To invade and neutralise Bulgaria the Allies would have to breach the Bulgar front line. On the night of 10th February 1917 the 10th attempted this by launching an unsuccessful attack on Petit Couronne, perched high above a rocky ravine. Meeting fierce resistance, running out of ammunition and having lost 150 casualties, they were forced to withdraw. They had taken thirty prisoners and inflicted heavier casualties on the Bulgarians, but the position remained untaken. Two months later the attack on Petit Couronne was renewed from a different angle. A gap was blown in the enemy wire and the Devons stormed through but they were the only British troops to have taken and held part of the enemy front line. Again, they were ordered to retreat. This time the Devons’ losses among the 650 men who had attacked Petit Couronne were 450 killed, wounded or missing.

The rest of 1917 and the spring and summer of 1918 were spent holding part of the front line and patrolling, awaiting an Allied offensive which finally began on 14th September 1918. During this period, and although we don't know the cause, Victor died on 14 July 1917. He was aged just 21 and was interred in Mikra British Cemetery, Kalamaria, Greece - Grave 51.

In its edition of 27 July 1917, the Western Gazette reported "Notification has been received by Mrs Hooper, who is at present residing at Percy Road, of the death at Salonica on July 14th of her husband Priv. Victor Hooper. This deceased soldier was, prior to the outbreak of war, employed as a leather staker at Messrs. Hawkins, Jesty & Ricketts factory. He enlisted on 14th September 1914 – a month after the declaration of war and was in a service battalion of the Devon Regiment. He leaves a widow but no children."

Victor Hooper's name is recorded on the War Memorial in the Borough.




The home of the Hooper family in the 1900s, Victoria Buildings photographed here in 1963. The terrace was demolished in 1965.


This photograph of about 1965 shows Hawkins, Jesty & Ricketts' glove factory in Higher Kingston, on the north side of the road opposite Kingston Manor House. Victor worked here as a leather staker prior to enlisting.


Men of the 10th (Service) Battalion, Devonshire Regiment near Bath in 1915.


The Commonwealth War Graves Commission certificate commemorating Victor Hooper.


Victor Hooper's headstone at Mikra British Cemetery, Kalamaria, Regional unit of Thessaloniki, Central Macedonia, Greece.

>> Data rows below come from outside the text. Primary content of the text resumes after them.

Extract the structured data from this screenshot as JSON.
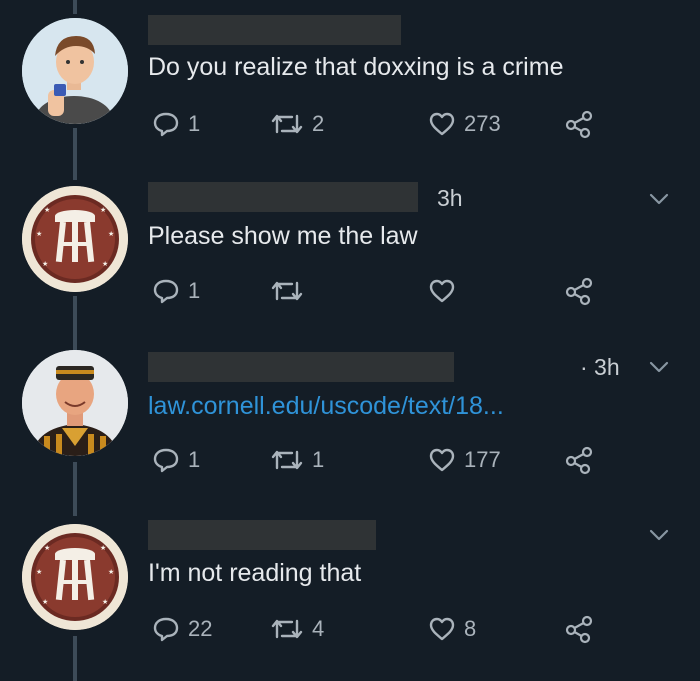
{
  "tweets": [
    {
      "text": "Do you realize that doxxing is a crime",
      "time": "",
      "reply_count": "1",
      "retweet_count": "2",
      "like_count": "273",
      "show_caret": false
    },
    {
      "text": "Please show me the law",
      "time": "3h",
      "reply_count": "1",
      "retweet_count": "",
      "like_count": "",
      "show_caret": true
    },
    {
      "text": "law.cornell.edu/uscode/text/18...",
      "time": "· 3h",
      "reply_count": "1",
      "retweet_count": "1",
      "like_count": "177",
      "show_caret": true
    },
    {
      "text": "I'm not reading that",
      "time": "",
      "reply_count": "22",
      "retweet_count": "4",
      "like_count": "8",
      "show_caret": true
    }
  ],
  "colors": {
    "background": "#141d26",
    "text": "#e6e9ec",
    "link": "#2f93d8",
    "icon": "#aab3bb",
    "redaction": "#2f3335"
  },
  "icons": [
    "reply-icon",
    "retweet-icon",
    "heart-icon",
    "share-icon",
    "chevron-down-icon"
  ]
}
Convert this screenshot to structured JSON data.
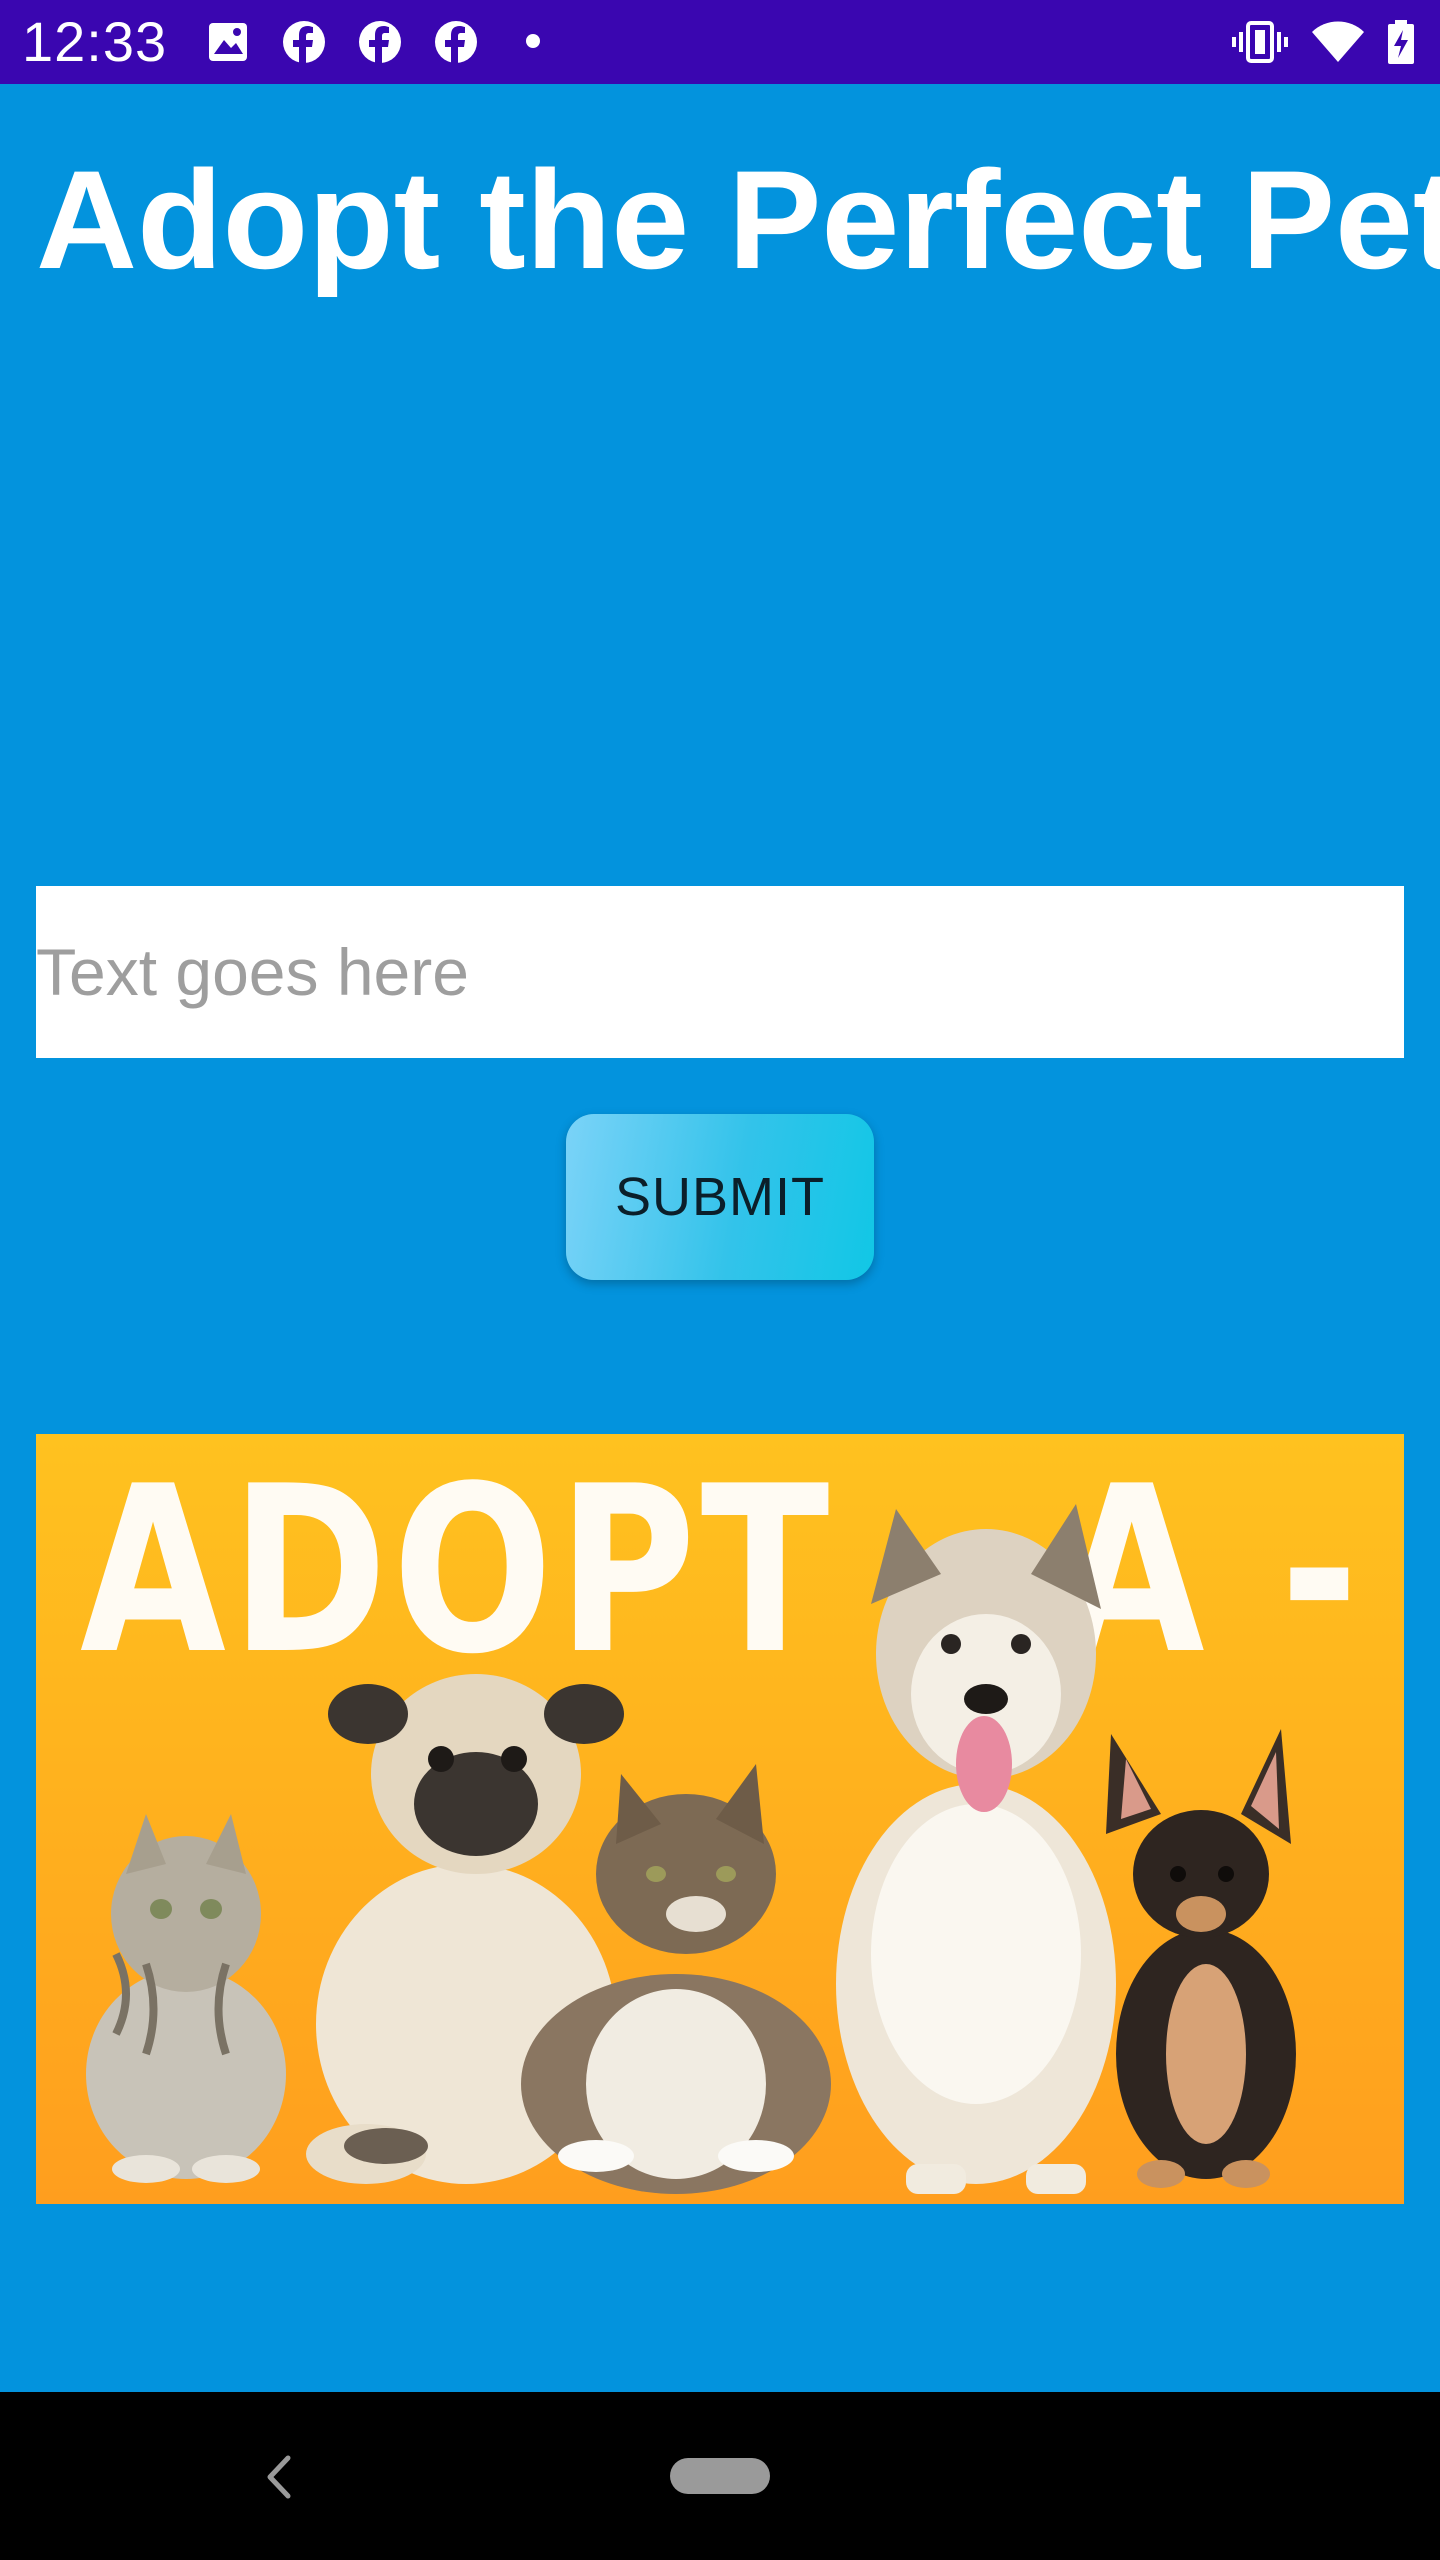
{
  "status_bar": {
    "time": "12:33",
    "left_icons": [
      "image-icon",
      "facebook-icon",
      "facebook-icon",
      "facebook-icon",
      "dot-icon"
    ],
    "right_icons": [
      "vibrate-icon",
      "wifi-icon",
      "battery-charging-icon"
    ],
    "background": "#3A06B0"
  },
  "page": {
    "title": "Adopt the Perfect Pet",
    "background": "#0393DD"
  },
  "form": {
    "input_placeholder": "Text goes here",
    "input_value": "",
    "submit_label": "SUBMIT"
  },
  "banner": {
    "text": "ADOPT - A - PET",
    "animals": [
      "kitten",
      "pug",
      "maine-coon-cat",
      "husky-dog",
      "chihuahua"
    ],
    "background": "#FFB01E"
  },
  "nav_bar": {
    "icons": [
      "back-icon",
      "home-icon"
    ]
  }
}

Mikra British Cemetery, Kalamaria, Regional unit of Thessaloniki, Central Macedonia, Greece.

At the invitation of the Greek Prime Minister, M Eleftherios Venizelos, Salonika (now Thessaloniki) was occupied by three French Divisions and the 10th (Irish) Division from Gallipoli in October 1915. Other French and Commonwealth forces landed during the year and in the summer of 1916, they were joined by Russian and Italian troops. In August 1916, a Greek revolution broke out at Salonika, with the result that the Greek national army came into the war on the Allied side. The town was the base of the British Salonika Force and it contained, from time to time, eighteen general and stationary hospitals. Three of these hospitals were Canadian, although there were no other Canadian units in the force. The earliest Commonwealth burials took place in the local Protestant and Roman Catholic cemeteries, and the Anglo-French (now Lembet Road) Military Cemetery was used from November 1915 to October 1918. The British cemetery at Mikra was opened in April 1917, remaining in use until 1920. The cemetery was greatly enlarged after the Armistice when graves were brought in from a number of burial grounds in the area. Mikra British Cemetery now contains 1,810 Commonwealth burials of the First World War, as well as 147 war graves of other nationalities. Within the cemetery will be found the Mikra Memorial, commemorating almost 500 nurses, officers and men of the Commonwealth forces who died when troop transports and hospital ships were lost in the Mediterranean, and who have no grave but the sea. They are commemorated here because others who went down in the same vessels were washed ashore and identified, and are now buried at Thessaloniki.